Despite the enormity of the threats facing the world’s seabirds and the difficulties inherent in achieving conservation consensus within regions of the ocean beyond national jurisdiction, there are still numerous success stories that demonstrate that species can be saved. In Bermuda, an intensive recovery programme involving the provision of artificial nest burrows and the translocation of chicks has revived the fortunes of Bermuda Petrel Pterodroma cahow (). Similarly, conservation interventions for Zino's Petrel Pterodroma madeira and Magenta Petrel Pterodroma magenta have almost certainly prevented these species from becoming extinct ().
One of the main priorities for halting the declines of threatened seabirds is the control and eradication of invasive alien species. Given sufficient resources, spectacular recoveries can be achieved (, ). Perhaps the most ambitious eradication project to date is currently underway in the Antarctic—at 3,755 km2 South Georgia is more than seven times larger than any island where rat eradication has previously been attempted (). BirdLife is currently working with Island Conservation, the University of California, Santa Cruz and a number of other organisations to compile a list of priority sites for future eradications and the provisional list for seabirds is now available (see Croxall et al. 2012).

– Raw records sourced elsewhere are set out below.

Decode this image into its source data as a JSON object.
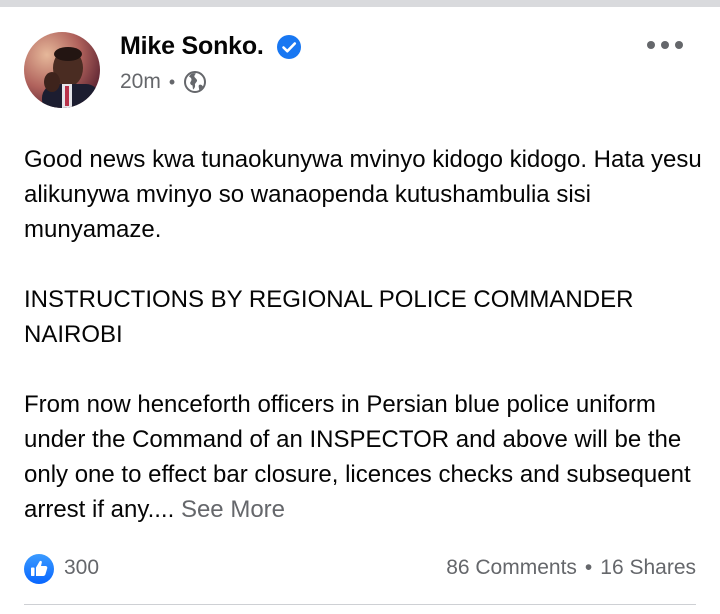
{
  "post": {
    "author": "Mike Sonko.",
    "time": "20m",
    "meta_separator": "•",
    "paragraphs": [
      "Good news kwa tunaokunywa mvinyo kidogo kidogo. Hata yesu alikunywa mvinyo so wanaopenda kutushambulia sisi munyamaze.",
      "INSTRUCTIONS BY REGIONAL POLICE COMMANDER NAIROBI"
    ],
    "last_paragraph": "From now henceforth officers in Persian blue police uniform under the Command of an INSPECTOR and above will be the only one to effect bar closure, licences checks and subsequent arrest if any....",
    "see_more": "See More"
  },
  "footer": {
    "reactions": "300",
    "comments": "86 Comments",
    "separator": "•",
    "shares": "16 Shares"
  },
  "icons": {
    "verified": "verified-badge-icon",
    "audience": "globe-icon",
    "menu": "more-options-icon",
    "reaction": "like-icon"
  },
  "colors": {
    "facebook_blue": "#1877f2",
    "secondary_text": "#65676b"
  }
}
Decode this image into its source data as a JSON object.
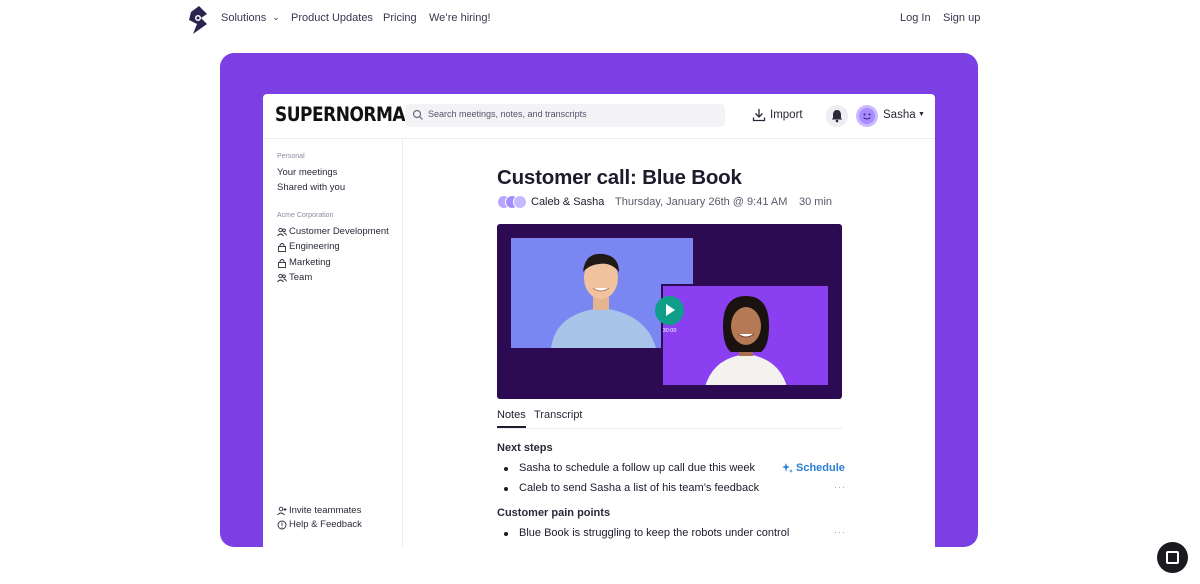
{
  "nav": {
    "solutions": "Solutions",
    "product_updates": "Product Updates",
    "pricing": "Pricing",
    "hiring": "We’re hiring!",
    "log_in": "Log In",
    "sign_up": "Sign up"
  },
  "app": {
    "brand": "SUPERNORMAL",
    "search_placeholder": "Search meetings, notes, and transcripts",
    "import_label": "Import",
    "user_name": "Sasha"
  },
  "sidebar": {
    "personal_heading": "Personal",
    "personal_items": [
      "Your meetings",
      "Shared with you"
    ],
    "org_heading": "Acme Corporation",
    "org_items": [
      "Customer Development",
      "Engineering",
      "Marketing",
      "Team"
    ],
    "footer_items": [
      "Invite teammates",
      "Help & Feedback"
    ]
  },
  "meeting": {
    "title": "Customer call: Blue Book",
    "participants": "Caleb & Sasha",
    "date": "Thursday, January 26th @ 9:41 AM",
    "duration": "30 min",
    "video_time": "30:00"
  },
  "tabs": [
    "Notes",
    "Transcript"
  ],
  "notes": {
    "section1_heading": "Next steps",
    "section1_items": [
      "Sasha to schedule a follow up call due this week",
      "Caleb to send Sasha a list of his team’s feedback"
    ],
    "schedule_label": "Schedule",
    "section2_heading": "Customer pain points",
    "section2_items": [
      "Blue Book is struggling to keep the robots under control"
    ],
    "more_label": "···"
  },
  "colors": {
    "hero": "#7b3fe4",
    "video_bg": "#2c0b52",
    "play": "#0e9e8a",
    "schedule": "#2a7fd6"
  }
}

Effective conservation depends on targeting those species and habitats of greatest importance and most immediate risk. To this end, the identification of Important Bird Areas (IBAs) on land has been a huge success—helping focus conservation energies and inform the designation of protected areas (). Now efforts are underway to develop the first comprehensive assessment of IBAs on the high seas ().
Ensuring effective seabird conservation requires improving and enforcing legislation, regulation and best practice standards. Over the past few decades, the world’s governments have endorsed many international agreements relevant to the conservation of marine biodiversity (). The challenge now is to harness this commitment and ensure that concrete actions are taken where they are most needed. For example, under the UN Fish Stocks Agreement, States have a duty to reduce the bycatch of albatrosses in their fisheries. Since 2004, BirdLife (especially through the ‘Save the Albatross Campaign’) has been working to help turn these commitments into action (). The good news—for albatrosses, fishermen and conservationists alike—is that simple measures can reduce the bycatch of seabirds without any negative effects on fish catches. Indeed, fish catches actually increase in some cases (). However, while the practical solutions exist, seabird bycatch in many fisheries remains at unsustainably high levels. Recognising the gap between knowledge, policy and actual action on the deck of fishing vessels, BirdLife’s Global Seabird Programme created the Albatross Task Force (ATF) to work directly with fishermen and raise awareness of seabird bycatch issues and the practical solutions to combat it. Since their formation in 2005, the Albatross Task Force teams have overseen dramatic reductions in the numbers of albatrosses and other seabirds killed in the bycatch 'hotspots' of southern Africa and South America ().
Febuary 2012 sees the publication of a major seabird review in Bird Conservation International, the official journal of BirdLife International. The review, as well as a number of other seabird and marine themed papers, is freely available online;
Croxall, J. P., Butchart S. H. M., Lascelles, B., Stattersfield A. J., Sullivan B., Symes, A. and Taylor, P. (2012) Seabird conservation status, threats and priority actions: a global assessment. Bird Conserv. Int. 22:1–34.
To access more case studies on seabirds and the marine environment, please click on the following links.
BirdLife International (2012) Spotlight on seabirds. Presented as part of the BirdLife State of the world's birds website. Available from: http://www.birdlife.org/datazone